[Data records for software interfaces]
'''

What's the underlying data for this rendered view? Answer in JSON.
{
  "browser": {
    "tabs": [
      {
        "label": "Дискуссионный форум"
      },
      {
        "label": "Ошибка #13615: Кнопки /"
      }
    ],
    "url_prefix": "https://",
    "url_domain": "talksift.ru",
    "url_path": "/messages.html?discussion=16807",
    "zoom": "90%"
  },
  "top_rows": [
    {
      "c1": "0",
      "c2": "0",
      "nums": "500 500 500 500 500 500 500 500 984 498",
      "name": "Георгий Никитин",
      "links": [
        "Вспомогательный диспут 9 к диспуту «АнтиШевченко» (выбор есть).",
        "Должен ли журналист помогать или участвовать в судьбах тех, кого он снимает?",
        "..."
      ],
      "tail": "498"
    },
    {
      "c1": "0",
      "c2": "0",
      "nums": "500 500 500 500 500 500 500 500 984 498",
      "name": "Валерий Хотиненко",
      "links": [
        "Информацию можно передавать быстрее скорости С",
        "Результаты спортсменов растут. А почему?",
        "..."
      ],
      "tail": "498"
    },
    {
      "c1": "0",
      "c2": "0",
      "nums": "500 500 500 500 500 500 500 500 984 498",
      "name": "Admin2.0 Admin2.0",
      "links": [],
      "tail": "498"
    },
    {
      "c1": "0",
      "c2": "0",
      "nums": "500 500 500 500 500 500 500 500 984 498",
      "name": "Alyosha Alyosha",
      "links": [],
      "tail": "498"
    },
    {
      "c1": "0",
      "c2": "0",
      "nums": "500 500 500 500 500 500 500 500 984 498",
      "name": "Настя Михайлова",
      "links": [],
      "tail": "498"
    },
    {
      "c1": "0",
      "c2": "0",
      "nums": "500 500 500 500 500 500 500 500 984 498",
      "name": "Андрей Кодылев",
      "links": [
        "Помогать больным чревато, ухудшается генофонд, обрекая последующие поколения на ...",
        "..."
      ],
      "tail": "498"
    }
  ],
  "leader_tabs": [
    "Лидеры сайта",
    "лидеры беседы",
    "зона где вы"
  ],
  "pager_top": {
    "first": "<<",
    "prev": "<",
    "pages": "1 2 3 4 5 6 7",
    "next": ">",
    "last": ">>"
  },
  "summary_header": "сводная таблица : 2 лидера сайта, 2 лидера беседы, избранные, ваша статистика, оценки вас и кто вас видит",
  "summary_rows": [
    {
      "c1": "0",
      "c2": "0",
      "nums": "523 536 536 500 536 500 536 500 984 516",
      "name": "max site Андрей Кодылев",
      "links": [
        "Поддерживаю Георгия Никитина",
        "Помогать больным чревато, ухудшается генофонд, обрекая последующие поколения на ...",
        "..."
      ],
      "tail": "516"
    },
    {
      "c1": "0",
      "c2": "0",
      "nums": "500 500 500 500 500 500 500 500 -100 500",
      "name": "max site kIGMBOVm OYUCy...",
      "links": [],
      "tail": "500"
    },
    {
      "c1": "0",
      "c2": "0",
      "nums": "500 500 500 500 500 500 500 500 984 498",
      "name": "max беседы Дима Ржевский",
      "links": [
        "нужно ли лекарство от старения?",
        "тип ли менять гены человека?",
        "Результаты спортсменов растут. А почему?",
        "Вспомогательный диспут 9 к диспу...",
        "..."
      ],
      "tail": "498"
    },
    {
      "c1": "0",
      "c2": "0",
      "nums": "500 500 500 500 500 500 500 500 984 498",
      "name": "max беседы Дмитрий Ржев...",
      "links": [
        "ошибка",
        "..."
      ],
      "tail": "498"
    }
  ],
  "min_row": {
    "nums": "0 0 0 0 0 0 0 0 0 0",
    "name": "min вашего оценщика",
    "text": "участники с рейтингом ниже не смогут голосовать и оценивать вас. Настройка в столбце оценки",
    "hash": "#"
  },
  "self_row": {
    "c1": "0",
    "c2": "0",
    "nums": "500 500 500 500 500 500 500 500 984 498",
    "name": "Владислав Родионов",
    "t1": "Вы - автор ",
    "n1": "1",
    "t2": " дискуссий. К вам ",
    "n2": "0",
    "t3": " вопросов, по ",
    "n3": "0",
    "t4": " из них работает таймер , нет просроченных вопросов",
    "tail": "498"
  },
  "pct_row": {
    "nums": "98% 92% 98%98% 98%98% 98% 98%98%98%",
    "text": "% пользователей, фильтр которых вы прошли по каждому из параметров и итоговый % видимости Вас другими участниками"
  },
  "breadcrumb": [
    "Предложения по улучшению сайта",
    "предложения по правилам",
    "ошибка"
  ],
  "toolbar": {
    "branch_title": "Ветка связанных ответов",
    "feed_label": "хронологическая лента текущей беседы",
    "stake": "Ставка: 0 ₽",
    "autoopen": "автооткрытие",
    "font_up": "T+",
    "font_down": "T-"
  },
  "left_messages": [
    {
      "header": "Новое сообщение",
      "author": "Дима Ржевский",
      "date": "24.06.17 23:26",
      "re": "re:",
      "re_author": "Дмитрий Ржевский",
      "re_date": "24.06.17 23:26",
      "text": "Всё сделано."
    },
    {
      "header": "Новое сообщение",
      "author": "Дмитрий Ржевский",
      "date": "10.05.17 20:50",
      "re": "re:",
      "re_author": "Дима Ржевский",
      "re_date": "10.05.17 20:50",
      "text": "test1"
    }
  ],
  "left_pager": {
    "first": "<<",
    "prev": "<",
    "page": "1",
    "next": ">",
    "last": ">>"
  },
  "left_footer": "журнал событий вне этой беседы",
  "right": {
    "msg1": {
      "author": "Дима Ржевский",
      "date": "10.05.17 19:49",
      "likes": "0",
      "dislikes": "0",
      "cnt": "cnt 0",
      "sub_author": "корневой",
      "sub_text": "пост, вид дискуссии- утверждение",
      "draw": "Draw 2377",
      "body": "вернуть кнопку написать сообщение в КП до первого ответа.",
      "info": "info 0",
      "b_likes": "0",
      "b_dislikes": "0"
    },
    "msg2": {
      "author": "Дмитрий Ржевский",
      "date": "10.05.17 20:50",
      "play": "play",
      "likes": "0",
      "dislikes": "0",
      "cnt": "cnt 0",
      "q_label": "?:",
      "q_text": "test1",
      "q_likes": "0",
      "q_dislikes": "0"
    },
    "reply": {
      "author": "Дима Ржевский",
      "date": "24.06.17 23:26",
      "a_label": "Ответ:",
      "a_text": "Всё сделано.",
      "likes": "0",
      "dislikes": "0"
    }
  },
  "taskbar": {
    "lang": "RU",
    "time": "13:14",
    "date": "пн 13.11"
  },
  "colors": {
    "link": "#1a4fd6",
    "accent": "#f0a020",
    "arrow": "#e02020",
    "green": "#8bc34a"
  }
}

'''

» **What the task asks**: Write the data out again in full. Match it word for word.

» **Answer for this exercise**:
What's the underlying data for this rendered view? Answer in JSON.
{
  "browser": {
    "tabs": [
      {
        "label": "Дискуссионный форум"
      },
      {
        "label": "Ошибка #13615: Кнопки /"
      }
    ],
    "url_prefix": "https://",
    "url_domain": "talksift.ru",
    "url_path": "/messages.html?discussion=16807",
    "zoom": "90%"
  },
  "top_rows": [
    {
      "c1": "0",
      "c2": "0",
      "nums": "500 500 500 500 500 500 500 500 984 498",
      "name": "Георгий Никитин",
      "links": [
        "Вспомогательный диспут 9 к диспуту «АнтиШевченко» (выбор есть).",
        "Должен ли журналист помогать или участвовать в судьбах тех, кого он снимает?",
        "..."
      ],
      "tail": "498"
    },
    {
      "c1": "0",
      "c2": "0",
      "nums": "500 500 500 500 500 500 500 500 984 498",
      "name": "Валерий Хотиненко",
      "links": [
        "Информацию можно передавать быстрее скорости С",
        "Результаты спортсменов растут. А почему?",
        "..."
      ],
      "tail": "498"
    },
    {
      "c1": "0",
      "c2": "0",
      "nums": "500 500 500 500 500 500 500 500 984 498",
      "name": "Admin2.0 Admin2.0",
      "links": [],
      "tail": "498"
    },
    {
      "c1": "0",
      "c2": "0",
      "nums": "500 500 500 500 500 500 500 500 984 498",
      "name": "Alyosha Alyosha",
      "links": [],
      "tail": "498"
    },
    {
      "c1": "0",
      "c2": "0",
      "nums": "500 500 500 500 500 500 500 500 984 498",
      "name": "Настя Михайлова",
      "links": [],
      "tail": "498"
    },
    {
      "c1": "0",
      "c2": "0",
      "nums": "500 500 500 500 500 500 500 500 984 498",
      "name": "Андрей Кодылев",
      "links": [
        "Помогать больным чревато, ухудшается генофонд, обрекая последующие поколения на ...",
        "..."
      ],
      "tail": "498"
    }
  ],
  "leader_tabs": [
    "Лидеры сайта",
    "лидеры беседы",
    "зона где вы"
  ],
  "pager_top": {
    "first": "<<",
    "prev": "<",
    "pages": "1 2 3 4 5 6 7",
    "next": ">",
    "last": ">>"
  },
  "summary_header": "сводная таблица : 2 лидера сайта, 2 лидера беседы, избранные, ваша статистика, оценки вас и кто вас видит",
  "summary_rows": [
    {
      "c1": "0",
      "c2": "0",
      "nums": "523 536 536 500 536 500 536 500 984 516",
      "name": "max site Андрей Кодылев",
      "links": [
        "Поддерживаю Георгия Никитина",
        "Помогать больным чревато, ухудшается генофонд, обрекая последующие поколения на ...",
        "..."
      ],
      "tail": "516"
    },
    {
      "c1": "0",
      "c2": "0",
      "nums": "500 500 500 500 500 500 500 500 -100 500",
      "name": "max site kIGMBOVm OYUCy...",
      "links": [],
      "tail": "500"
    },
    {
      "c1": "0",
      "c2": "0",
      "nums": "500 500 500 500 500 500 500 500 984 498",
      "name": "max беседы Дима Ржевский",
      "links": [
        "нужно ли лекарство от старения?",
        "тип ли менять гены человека?",
        "Результаты спортсменов растут. А почему?",
        "Вспомогательный диспут 9 к диспу...",
        "..."
      ],
      "tail": "498"
    },
    {
      "c1": "0",
      "c2": "0",
      "nums": "500 500 500 500 500 500 500 500 984 498",
      "name": "max беседы Дмитрий Ржев...",
      "links": [
        "ошибка",
        "..."
      ],
      "tail": "498"
    }
  ],
  "min_row": {
    "nums": "0 0 0 0 0 0 0 0 0 0",
    "name": "min вашего оценщика",
    "text": "участники с рейтингом ниже не смогут голосовать и оценивать вас. Настройка в столбце оценки",
    "hash": "#"
  },
  "self_row": {
    "c1": "0",
    "c2": "0",
    "nums": "500 500 500 500 500 500 500 500 984 498",
    "name": "Владислав Родионов",
    "t1": "Вы - автор ",
    "n1": "1",
    "t2": " дискуссий. К вам ",
    "n2": "0",
    "t3": " вопросов, по ",
    "n3": "0",
    "t4": " из них работает таймер , нет просроченных вопросов",
    "tail": "498"
  },
  "pct_row": {
    "nums": "98% 92% 98%98% 98%98% 98% 98%98%98%",
    "text": "% пользователей, фильтр которых вы прошли по каждому из параметров и итоговый % видимости Вас другими участниками"
  },
  "breadcrumb": [
    "Предложения по улучшению сайта",
    "предложения по правилам",
    "ошибка"
  ],
  "toolbar": {
    "branch_title": "Ветка связанных ответов",
    "feed_label": "хронологическая лента текущей беседы",
    "stake": "Ставка: 0 ₽",
    "autoopen": "автооткрытие",
    "font_up": "T+",
    "font_down": "T-"
  },
  "left_messages": [
    {
      "header": "Новое сообщение",
      "author": "Дима Ржевский",
      "date": "24.06.17 23:26",
      "re": "re:",
      "re_author": "Дмитрий Ржевский",
      "re_date": "24.06.17 23:26",
      "text": "Всё сделано."
    },
    {
      "header": "Новое сообщение",
      "author": "Дмитрий Ржевский",
      "date": "10.05.17 20:50",
      "re": "re:",
      "re_author": "Дима Ржевский",
      "re_date": "10.05.17 20:50",
      "text": "test1"
    }
  ],
  "left_pager": {
    "first": "<<",
    "prev": "<",
    "page": "1",
    "next": ">",
    "last": ">>"
  },
  "left_footer": "журнал событий вне этой беседы",
  "right": {
    "msg1": {
      "author": "Дима Ржевский",
      "date": "10.05.17 19:49",
      "likes": "0",
      "dislikes": "0",
      "cnt": "cnt 0",
      "sub_author": "корневой",
      "sub_text": "пост, вид дискуссии- утверждение",
      "draw": "Draw 2377",
      "body": "вернуть кнопку написать сообщение в КП до первого ответа.",
      "info": "info 0",
      "b_likes": "0",
      "b_dislikes": "0"
    },
    "msg2": {
      "author": "Дмитрий Ржевский",
      "date": "10.05.17 20:50",
      "play": "play",
      "likes": "0",
      "dislikes": "0",
      "cnt": "cnt 0",
      "q_label": "?:",
      "q_text": "test1",
      "q_likes": "0",
      "q_dislikes": "0"
    },
    "reply": {
      "author": "Дима Ржевский",
      "date": "24.06.17 23:26",
      "a_label": "Ответ:",
      "a_text": "Всё сделано.",
      "likes": "0",
      "dislikes": "0"
    }
  },
  "taskbar": {
    "lang": "RU",
    "time": "13:14",
    "date": "пн 13.11"
  },
  "colors": {
    "link": "#1a4fd6",
    "accent": "#f0a020",
    "arrow": "#e02020",
    "green": "#8bc34a"
  }
}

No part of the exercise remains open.